One Poem by Thomas Devaney

Windshield Flagweb Body

Will Brown, Rear Window, photograph.

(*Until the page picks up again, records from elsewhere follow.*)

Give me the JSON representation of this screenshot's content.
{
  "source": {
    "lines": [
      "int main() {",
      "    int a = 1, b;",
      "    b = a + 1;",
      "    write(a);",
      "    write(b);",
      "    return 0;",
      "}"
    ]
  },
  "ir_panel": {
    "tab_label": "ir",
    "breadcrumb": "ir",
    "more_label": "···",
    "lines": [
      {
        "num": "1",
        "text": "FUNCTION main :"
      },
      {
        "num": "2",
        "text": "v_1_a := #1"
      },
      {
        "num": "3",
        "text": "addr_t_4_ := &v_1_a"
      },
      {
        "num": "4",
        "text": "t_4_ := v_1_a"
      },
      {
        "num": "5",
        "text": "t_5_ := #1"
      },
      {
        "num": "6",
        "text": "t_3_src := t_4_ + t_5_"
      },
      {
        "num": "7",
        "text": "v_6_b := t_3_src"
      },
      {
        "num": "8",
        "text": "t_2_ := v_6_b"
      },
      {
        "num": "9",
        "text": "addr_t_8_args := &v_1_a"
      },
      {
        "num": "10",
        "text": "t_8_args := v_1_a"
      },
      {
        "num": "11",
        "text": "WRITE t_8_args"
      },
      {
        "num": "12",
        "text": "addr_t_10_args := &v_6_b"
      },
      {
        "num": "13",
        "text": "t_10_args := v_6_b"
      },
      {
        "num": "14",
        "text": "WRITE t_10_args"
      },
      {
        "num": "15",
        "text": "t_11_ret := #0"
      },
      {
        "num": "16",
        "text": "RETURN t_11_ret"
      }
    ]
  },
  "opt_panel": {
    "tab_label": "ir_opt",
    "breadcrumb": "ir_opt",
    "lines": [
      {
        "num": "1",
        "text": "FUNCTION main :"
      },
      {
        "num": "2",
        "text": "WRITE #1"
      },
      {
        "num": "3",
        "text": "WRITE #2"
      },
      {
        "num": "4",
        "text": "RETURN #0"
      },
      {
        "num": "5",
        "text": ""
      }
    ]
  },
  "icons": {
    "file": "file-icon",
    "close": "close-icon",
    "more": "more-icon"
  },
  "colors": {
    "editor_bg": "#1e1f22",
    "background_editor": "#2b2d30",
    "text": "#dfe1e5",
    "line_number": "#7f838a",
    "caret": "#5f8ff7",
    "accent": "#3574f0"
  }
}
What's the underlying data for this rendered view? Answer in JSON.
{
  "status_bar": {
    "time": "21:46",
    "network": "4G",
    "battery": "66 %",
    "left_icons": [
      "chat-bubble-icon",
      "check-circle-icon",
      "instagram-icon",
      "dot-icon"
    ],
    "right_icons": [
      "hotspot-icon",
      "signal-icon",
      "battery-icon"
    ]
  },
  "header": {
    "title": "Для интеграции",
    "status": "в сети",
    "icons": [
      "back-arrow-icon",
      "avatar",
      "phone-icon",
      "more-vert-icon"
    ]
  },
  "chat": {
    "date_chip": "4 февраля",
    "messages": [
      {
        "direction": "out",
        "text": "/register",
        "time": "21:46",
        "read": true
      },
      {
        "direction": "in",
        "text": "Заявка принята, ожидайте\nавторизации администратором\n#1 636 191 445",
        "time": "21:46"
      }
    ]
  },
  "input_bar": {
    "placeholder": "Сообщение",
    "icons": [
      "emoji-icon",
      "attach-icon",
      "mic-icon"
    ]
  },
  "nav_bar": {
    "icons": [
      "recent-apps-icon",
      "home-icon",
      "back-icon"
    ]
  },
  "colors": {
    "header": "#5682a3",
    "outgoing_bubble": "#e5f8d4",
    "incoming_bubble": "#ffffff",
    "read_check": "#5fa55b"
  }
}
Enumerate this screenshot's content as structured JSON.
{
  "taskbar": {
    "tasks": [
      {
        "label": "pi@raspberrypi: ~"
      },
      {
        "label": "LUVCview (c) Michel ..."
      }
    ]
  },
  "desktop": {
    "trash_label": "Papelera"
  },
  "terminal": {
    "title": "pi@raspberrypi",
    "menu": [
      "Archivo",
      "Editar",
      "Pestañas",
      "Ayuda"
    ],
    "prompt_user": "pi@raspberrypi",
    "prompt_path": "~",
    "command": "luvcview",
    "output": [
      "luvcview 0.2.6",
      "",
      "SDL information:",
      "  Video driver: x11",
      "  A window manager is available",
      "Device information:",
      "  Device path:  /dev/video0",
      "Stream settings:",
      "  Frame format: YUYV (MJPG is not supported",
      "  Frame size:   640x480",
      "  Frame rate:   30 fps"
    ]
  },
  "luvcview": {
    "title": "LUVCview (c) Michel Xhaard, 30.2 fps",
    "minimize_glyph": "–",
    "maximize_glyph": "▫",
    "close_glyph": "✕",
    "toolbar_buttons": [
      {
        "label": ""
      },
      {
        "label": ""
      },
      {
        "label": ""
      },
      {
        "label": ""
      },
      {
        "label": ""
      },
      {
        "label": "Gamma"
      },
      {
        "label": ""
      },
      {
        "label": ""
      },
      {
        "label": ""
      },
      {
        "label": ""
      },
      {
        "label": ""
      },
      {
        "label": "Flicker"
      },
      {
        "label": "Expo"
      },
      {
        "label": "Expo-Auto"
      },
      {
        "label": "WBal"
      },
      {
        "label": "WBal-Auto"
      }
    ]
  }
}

Courtesy of the artist.

Rear Window
How open the parking spot
that takes us out of time.
         Shift and reverse—
as seen through
the vantage
of the rear window,
a need and skill met there
in a semi-blind act.
All that happened—
all that needed to happen.
Shall we simply sit here and stare?
Whichever year it was,
the make of the car
ten or twelve years
older than that.
All those years
in one: The one of the auto.
The one of the war.
The one of which side
         of the street
                  did we park?
After the last argument,
the last silence
         of the last two people
                  to hear it.
Together, that’s the light we are in.

Thomas Devaney is the author of two poetry collections, A Series of Small Boxes (Fish Drum) and The American Pragmatist Fell in Love (Banshee Press), and a nonfiction book, Letters to Ernesto Neto (Germ Folios). Devaney’s collaboration with photographer Will Brown, The Picture that Remains, is forthcoming from The Print Center of Philadelphia in 2013. He teaches at Haverford College and is the editor of ONandOnScreen, an e-journal featuring poems and videos.

Will Brown studied at the Pennsylvania Academy of Fine Arts and the Graduate School of Fine Arts at the University of Pennsylvania under Neil Welliver and Rudy Burckhardt. His photographs were shown most recently at the Perelman Center of the Philadelphia Museum of Art. His work will be included in a show at the Michener Museum of Art opening November 9, 2012. His work is in the collection of the Philadelphia Museum of Art and the Beinecke Rare Book and Manuscript Library at Yale University. He is represented by Charles Isaacs Photographs, New York.

The Blue Stoop by Thomas Devaney
Four Poems by Friederike Mayröcker
17952337940 6F7C20B259 O

on up the mirroring woodpath that is mirroring from / the glaring lake to the right as towards us 1 beautiful wanderer / and over the roots of the mighty trees I strayed / while the clanging sun that is the high midday light / dusted through the vaulted treetops that time in Altaussee

Digging Our Way Through the Data Midden: On Ed Sanders’s Investigative Poetry and Broken Glory: The Final Years of Robert F. Kennedy by Ammiel Alcalay
Broken Glory Rev

The citizen investigator as poet.

Sesshu Foster’s City of the Future by Ammiel Alcalay
City of the Future

I first encountered Sesshu Foster through his cotranslation of Juan Felipe Herrera’s masterpiece Akrilica and an anthology he coedited, Invocation L.A.: Urban Multicultural Poetry. It was 1990: I’d just returned from six years of intense political and cultural involvement outside the US. The Gulf War was right on the horizon, and in the hyper-stratified world of US poetry, where class and cosmos had taken backseats to an almost purely theoretical politics and poetics, I was in search of allies and kindred spirits. With Foster’s work, I felt I’d struck pay dirt.